+++ Dataset excerpts

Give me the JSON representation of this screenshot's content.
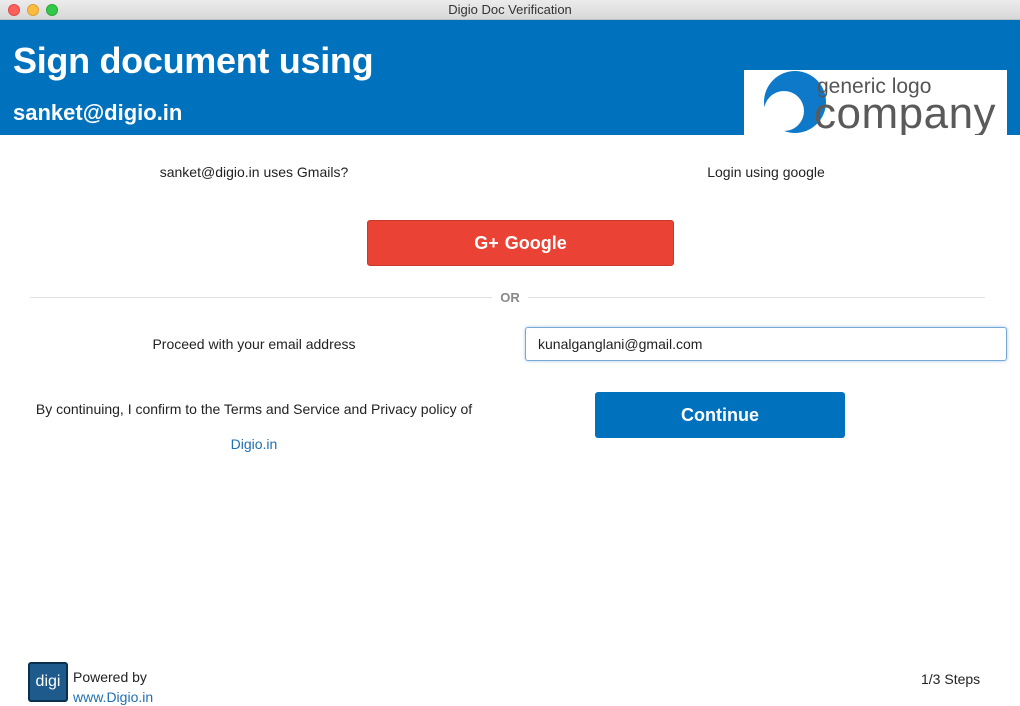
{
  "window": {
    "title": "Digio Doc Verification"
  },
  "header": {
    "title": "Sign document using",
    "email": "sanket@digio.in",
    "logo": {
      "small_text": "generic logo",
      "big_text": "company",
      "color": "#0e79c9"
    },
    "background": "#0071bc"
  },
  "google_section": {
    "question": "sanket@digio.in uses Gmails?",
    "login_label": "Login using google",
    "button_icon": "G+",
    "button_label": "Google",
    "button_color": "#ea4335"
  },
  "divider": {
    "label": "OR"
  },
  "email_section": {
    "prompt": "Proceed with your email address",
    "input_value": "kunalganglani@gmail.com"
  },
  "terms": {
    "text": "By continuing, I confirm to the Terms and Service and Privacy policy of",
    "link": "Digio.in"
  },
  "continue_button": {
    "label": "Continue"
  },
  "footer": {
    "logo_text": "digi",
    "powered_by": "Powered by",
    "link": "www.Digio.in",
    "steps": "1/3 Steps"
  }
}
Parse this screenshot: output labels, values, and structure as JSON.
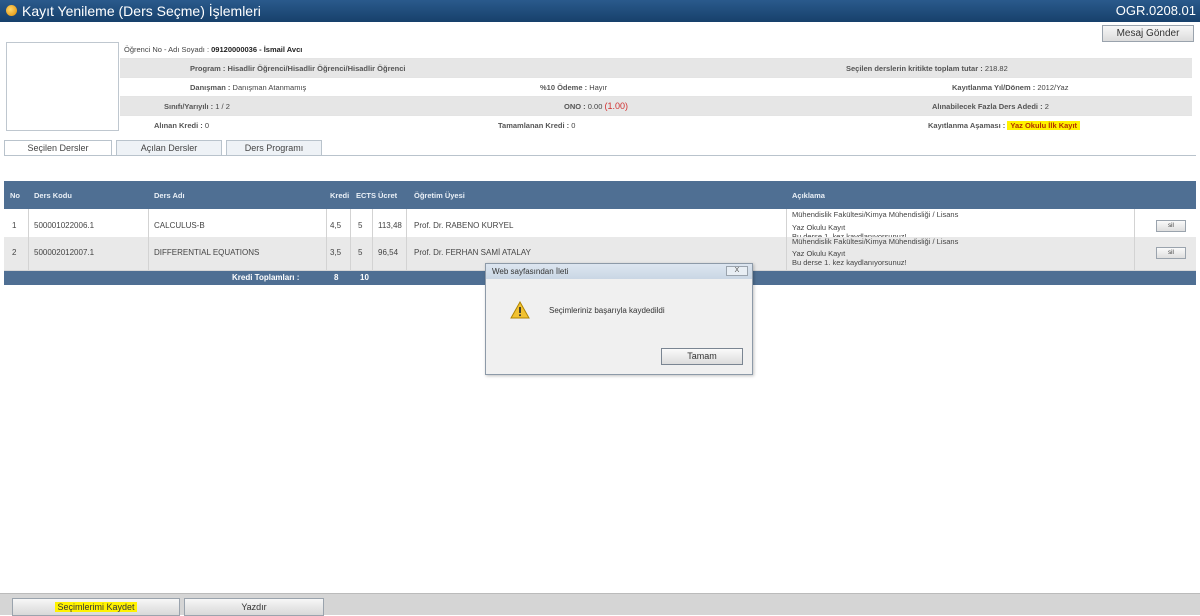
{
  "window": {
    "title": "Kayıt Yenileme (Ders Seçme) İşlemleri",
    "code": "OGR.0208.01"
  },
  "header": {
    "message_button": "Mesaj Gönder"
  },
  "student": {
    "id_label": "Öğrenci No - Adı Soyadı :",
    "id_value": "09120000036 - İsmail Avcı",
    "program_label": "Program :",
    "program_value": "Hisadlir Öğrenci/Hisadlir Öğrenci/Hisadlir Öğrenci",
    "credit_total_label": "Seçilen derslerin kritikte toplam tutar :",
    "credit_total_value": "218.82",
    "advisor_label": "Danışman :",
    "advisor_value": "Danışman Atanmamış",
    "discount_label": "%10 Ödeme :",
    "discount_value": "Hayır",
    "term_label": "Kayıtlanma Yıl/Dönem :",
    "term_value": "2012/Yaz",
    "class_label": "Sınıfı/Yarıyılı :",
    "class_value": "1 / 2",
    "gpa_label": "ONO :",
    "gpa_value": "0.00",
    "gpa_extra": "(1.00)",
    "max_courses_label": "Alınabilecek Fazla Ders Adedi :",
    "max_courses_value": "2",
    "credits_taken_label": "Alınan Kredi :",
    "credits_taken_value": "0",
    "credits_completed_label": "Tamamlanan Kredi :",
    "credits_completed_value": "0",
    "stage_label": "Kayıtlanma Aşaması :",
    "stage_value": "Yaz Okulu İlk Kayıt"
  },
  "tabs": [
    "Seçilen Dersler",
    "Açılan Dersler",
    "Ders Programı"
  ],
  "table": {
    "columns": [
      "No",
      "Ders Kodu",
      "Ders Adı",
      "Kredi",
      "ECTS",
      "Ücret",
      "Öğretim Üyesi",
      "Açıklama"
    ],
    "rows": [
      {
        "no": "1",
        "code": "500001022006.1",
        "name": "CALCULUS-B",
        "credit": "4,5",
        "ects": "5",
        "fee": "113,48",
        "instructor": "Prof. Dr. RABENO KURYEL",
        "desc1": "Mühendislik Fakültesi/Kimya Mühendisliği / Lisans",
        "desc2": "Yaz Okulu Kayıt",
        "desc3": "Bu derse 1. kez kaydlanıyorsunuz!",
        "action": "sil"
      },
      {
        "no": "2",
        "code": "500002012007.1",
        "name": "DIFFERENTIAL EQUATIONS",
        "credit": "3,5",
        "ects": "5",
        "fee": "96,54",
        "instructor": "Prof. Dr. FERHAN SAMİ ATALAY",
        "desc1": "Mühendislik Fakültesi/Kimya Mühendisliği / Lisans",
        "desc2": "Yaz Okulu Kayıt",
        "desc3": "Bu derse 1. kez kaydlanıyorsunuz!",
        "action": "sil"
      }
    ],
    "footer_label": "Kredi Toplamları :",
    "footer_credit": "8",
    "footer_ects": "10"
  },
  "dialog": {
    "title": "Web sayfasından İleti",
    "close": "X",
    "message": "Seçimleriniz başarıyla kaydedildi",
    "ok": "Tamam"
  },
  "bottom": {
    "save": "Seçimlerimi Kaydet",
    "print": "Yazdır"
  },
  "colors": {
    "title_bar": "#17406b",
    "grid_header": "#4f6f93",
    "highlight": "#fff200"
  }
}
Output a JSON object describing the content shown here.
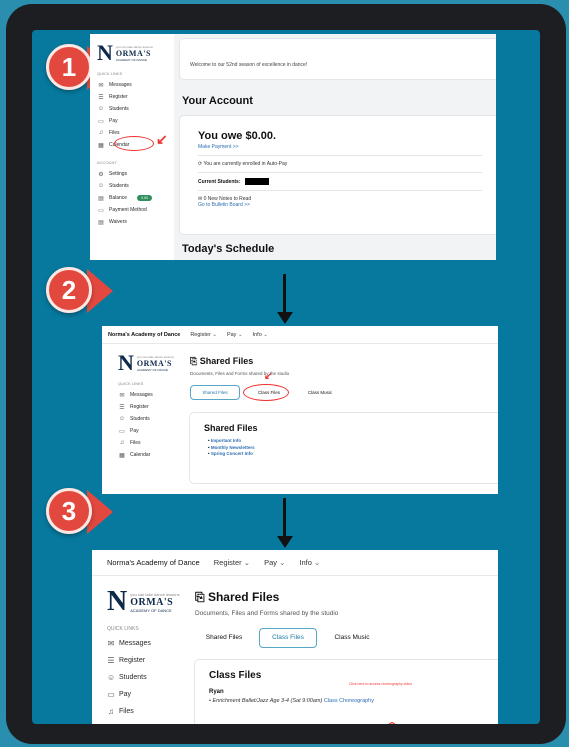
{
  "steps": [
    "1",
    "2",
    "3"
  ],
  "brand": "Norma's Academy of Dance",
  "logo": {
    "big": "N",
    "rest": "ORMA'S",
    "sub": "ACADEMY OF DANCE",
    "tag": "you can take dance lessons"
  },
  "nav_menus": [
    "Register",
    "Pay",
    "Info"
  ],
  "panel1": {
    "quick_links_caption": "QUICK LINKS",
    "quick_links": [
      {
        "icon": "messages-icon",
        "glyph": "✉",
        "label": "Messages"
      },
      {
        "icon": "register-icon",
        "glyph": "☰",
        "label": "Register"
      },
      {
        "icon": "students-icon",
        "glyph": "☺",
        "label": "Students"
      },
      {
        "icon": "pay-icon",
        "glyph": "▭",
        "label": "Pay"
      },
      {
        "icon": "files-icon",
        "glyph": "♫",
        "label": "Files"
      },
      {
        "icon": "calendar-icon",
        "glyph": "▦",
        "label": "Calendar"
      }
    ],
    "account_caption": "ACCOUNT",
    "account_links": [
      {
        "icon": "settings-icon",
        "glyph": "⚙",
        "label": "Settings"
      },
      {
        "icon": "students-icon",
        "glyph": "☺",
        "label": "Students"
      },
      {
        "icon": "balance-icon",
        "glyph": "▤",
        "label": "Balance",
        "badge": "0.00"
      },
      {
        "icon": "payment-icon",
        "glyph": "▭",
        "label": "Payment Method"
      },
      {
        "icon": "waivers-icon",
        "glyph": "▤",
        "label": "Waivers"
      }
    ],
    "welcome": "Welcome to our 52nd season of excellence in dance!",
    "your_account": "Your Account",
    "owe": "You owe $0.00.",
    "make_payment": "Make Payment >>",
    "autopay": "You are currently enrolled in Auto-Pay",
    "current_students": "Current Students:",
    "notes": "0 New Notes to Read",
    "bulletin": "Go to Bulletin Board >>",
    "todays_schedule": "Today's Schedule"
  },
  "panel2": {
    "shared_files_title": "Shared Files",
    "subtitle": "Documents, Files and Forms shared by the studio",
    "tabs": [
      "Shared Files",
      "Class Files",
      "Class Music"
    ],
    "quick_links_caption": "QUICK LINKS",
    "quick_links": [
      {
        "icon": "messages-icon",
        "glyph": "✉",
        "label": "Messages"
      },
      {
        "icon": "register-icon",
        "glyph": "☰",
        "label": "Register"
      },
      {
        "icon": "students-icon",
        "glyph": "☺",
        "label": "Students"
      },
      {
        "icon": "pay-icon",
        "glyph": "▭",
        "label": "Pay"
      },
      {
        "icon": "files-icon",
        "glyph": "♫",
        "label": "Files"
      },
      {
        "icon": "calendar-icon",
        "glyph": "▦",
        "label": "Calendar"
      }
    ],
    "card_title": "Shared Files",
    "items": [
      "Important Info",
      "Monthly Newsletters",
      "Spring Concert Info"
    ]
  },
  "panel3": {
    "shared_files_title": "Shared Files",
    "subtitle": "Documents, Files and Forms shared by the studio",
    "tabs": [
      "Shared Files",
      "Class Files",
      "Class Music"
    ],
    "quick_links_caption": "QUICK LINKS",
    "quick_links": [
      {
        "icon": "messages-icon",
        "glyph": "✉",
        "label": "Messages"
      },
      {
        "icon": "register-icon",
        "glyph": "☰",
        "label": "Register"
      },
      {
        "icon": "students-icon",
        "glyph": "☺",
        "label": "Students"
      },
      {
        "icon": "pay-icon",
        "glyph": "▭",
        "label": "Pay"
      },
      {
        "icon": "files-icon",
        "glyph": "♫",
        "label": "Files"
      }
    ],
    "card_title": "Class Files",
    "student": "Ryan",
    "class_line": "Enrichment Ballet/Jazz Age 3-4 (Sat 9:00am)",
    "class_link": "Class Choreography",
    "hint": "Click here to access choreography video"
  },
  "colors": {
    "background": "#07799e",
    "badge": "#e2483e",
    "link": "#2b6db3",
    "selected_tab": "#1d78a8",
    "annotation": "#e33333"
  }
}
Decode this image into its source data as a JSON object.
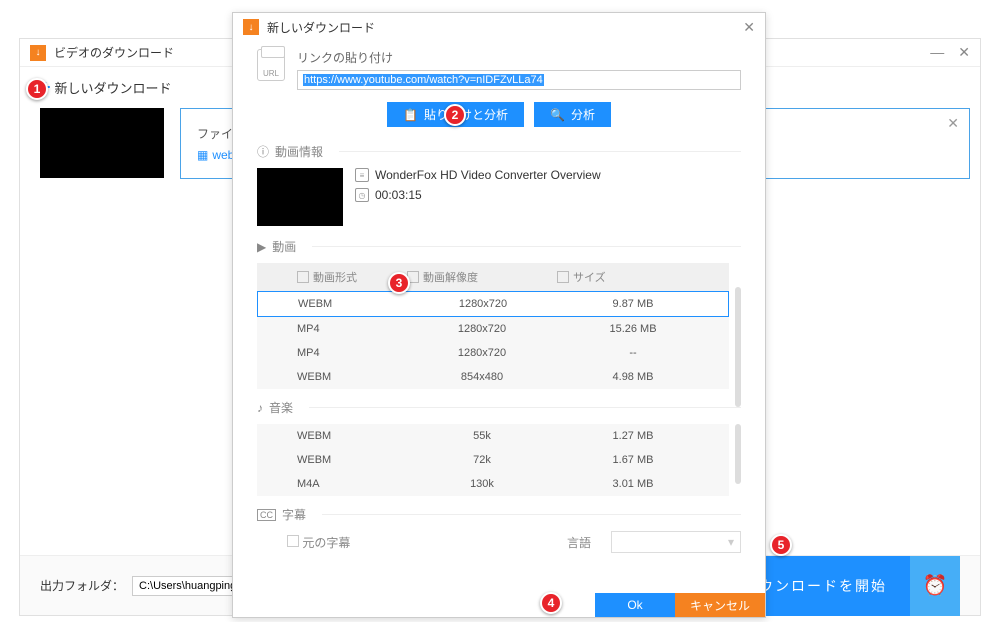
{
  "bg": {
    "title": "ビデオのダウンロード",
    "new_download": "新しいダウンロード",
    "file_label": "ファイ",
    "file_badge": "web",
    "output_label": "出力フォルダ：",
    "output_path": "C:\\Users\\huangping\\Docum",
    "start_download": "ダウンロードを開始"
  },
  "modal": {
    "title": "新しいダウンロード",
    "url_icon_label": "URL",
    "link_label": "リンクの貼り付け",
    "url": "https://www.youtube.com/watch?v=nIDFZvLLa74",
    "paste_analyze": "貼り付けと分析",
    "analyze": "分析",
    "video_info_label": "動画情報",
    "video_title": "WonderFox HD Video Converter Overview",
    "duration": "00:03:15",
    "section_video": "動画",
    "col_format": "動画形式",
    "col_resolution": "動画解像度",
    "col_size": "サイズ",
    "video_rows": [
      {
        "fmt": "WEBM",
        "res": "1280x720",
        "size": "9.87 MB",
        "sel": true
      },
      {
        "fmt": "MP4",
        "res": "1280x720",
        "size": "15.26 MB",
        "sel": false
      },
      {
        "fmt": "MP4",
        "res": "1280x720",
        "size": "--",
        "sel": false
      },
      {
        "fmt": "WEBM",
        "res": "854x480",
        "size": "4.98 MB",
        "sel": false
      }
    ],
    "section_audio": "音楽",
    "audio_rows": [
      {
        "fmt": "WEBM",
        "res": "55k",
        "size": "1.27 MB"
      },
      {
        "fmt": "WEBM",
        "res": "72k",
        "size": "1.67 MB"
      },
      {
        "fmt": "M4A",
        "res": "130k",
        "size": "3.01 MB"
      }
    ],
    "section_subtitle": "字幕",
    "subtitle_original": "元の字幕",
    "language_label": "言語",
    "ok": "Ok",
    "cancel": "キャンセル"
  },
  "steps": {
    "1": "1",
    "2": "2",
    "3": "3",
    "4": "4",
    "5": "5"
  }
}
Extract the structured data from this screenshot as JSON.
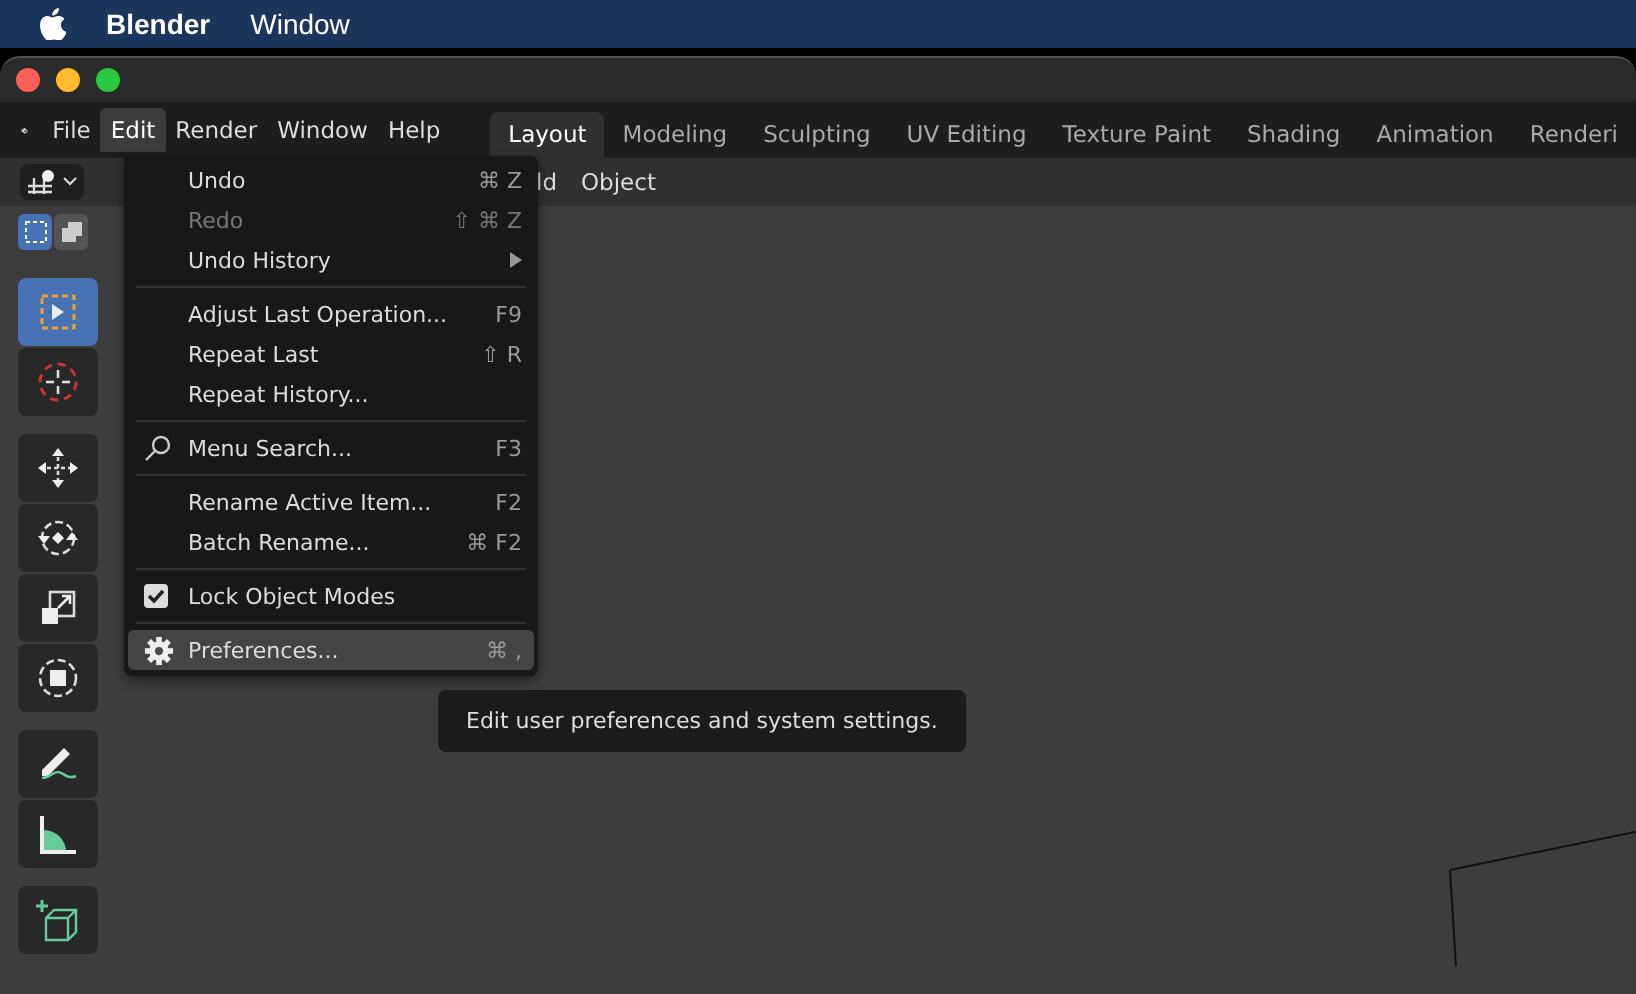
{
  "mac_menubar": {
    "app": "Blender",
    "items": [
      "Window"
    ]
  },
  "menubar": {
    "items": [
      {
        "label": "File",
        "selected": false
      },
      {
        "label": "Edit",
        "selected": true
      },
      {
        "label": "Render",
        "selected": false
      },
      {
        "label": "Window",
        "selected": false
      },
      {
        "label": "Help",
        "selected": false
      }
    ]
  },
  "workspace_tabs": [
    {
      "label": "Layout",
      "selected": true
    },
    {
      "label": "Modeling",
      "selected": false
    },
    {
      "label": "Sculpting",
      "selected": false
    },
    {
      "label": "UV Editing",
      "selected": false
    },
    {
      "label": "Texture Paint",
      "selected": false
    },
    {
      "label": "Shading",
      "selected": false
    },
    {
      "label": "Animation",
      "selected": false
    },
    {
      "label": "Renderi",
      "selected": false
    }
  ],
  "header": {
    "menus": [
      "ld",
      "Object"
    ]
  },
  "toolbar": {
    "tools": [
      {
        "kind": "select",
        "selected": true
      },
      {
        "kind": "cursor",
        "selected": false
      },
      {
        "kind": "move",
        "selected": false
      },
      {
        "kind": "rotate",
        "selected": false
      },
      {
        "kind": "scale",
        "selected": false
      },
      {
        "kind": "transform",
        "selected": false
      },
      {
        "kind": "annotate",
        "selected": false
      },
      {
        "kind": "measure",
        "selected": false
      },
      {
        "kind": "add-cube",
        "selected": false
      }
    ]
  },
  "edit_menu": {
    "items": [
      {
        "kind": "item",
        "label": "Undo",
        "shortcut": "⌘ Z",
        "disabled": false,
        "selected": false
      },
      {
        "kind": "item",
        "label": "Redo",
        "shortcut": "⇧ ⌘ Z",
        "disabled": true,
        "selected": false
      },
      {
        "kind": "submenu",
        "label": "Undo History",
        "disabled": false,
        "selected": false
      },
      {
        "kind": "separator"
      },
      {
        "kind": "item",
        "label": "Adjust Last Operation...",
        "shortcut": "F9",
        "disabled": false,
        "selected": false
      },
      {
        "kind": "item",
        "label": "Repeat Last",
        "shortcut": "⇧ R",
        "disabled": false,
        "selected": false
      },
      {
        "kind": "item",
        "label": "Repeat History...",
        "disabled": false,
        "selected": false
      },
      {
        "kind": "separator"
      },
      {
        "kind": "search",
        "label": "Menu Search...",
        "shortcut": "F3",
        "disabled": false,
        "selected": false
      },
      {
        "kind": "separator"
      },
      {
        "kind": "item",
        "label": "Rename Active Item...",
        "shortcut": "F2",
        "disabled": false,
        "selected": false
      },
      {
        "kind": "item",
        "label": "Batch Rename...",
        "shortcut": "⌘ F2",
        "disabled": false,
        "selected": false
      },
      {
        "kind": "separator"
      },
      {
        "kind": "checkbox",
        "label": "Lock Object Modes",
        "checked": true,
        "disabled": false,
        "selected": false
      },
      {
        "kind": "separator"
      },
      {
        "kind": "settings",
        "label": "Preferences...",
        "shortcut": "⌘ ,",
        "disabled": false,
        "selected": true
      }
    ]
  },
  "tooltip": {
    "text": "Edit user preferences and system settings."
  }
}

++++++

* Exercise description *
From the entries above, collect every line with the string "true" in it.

* Response area *
        "sel": true
        "selected": true
      "selected": true
        "selected": true
        "disabled": true,
        "checked": true,
        "selected": true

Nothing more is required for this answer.